If I’m being honest, the biggest reason I don’t read manga anymore, is because I don’t have to. Like I said, most of the anime I watch is either short, or releases in seasons. I actually like the break between seasons because I’ll go back and re-watch certain moments and catch something I missed, rather than reading for plot points week to week. Also, with these stories being action based, the animation is one of the best parts of the experience. Why settle for still images when I can see full, brilliant motion? It’s the same beautiful art, but more of it. Also, the anticipation for the next season keeps me excited, rather than feeling overwhelmed by fillers or chapters I may miss because I’m busy.
There is really only one situation that would cause me to read manga, and that’s if the anime is cut short. I absolutely hate when studios cut a series off early and create fake endings, like with the original Fullmetal Alchemist, or Soul Eater. In all honesty, a story cut off before it’s completion is far more upsetting than a series dragging itself out with filler.

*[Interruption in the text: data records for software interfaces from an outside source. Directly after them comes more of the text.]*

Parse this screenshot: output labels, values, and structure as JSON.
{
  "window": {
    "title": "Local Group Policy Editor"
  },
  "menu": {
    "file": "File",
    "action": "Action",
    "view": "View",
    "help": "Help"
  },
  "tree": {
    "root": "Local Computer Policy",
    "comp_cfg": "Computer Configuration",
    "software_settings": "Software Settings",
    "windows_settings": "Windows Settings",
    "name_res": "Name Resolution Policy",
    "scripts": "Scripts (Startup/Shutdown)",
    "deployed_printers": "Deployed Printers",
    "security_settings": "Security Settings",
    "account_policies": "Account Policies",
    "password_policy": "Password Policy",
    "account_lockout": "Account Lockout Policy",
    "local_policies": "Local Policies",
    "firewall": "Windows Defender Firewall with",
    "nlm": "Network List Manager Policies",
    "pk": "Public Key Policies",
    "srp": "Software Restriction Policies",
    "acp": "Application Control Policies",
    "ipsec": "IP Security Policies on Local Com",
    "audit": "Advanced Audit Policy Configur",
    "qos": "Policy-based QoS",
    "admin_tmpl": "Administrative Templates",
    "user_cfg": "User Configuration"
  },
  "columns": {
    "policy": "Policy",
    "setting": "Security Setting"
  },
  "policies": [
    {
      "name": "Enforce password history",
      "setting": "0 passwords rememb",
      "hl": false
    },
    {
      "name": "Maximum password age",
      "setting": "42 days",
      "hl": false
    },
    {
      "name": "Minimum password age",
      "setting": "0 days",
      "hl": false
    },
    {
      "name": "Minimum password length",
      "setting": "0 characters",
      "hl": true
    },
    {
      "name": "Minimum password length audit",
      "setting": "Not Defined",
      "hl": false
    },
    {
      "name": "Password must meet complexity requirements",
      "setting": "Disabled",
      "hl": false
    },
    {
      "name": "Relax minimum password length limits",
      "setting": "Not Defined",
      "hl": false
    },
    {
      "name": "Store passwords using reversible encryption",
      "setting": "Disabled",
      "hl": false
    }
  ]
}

As long as I get the intended story, that’s what matters most to me. In reality, the argument between reading the manga and watching the anime, is basically the same as the argument between watching the anime subbed or dubbed, it all comes down to quality, and how well the story is delivered.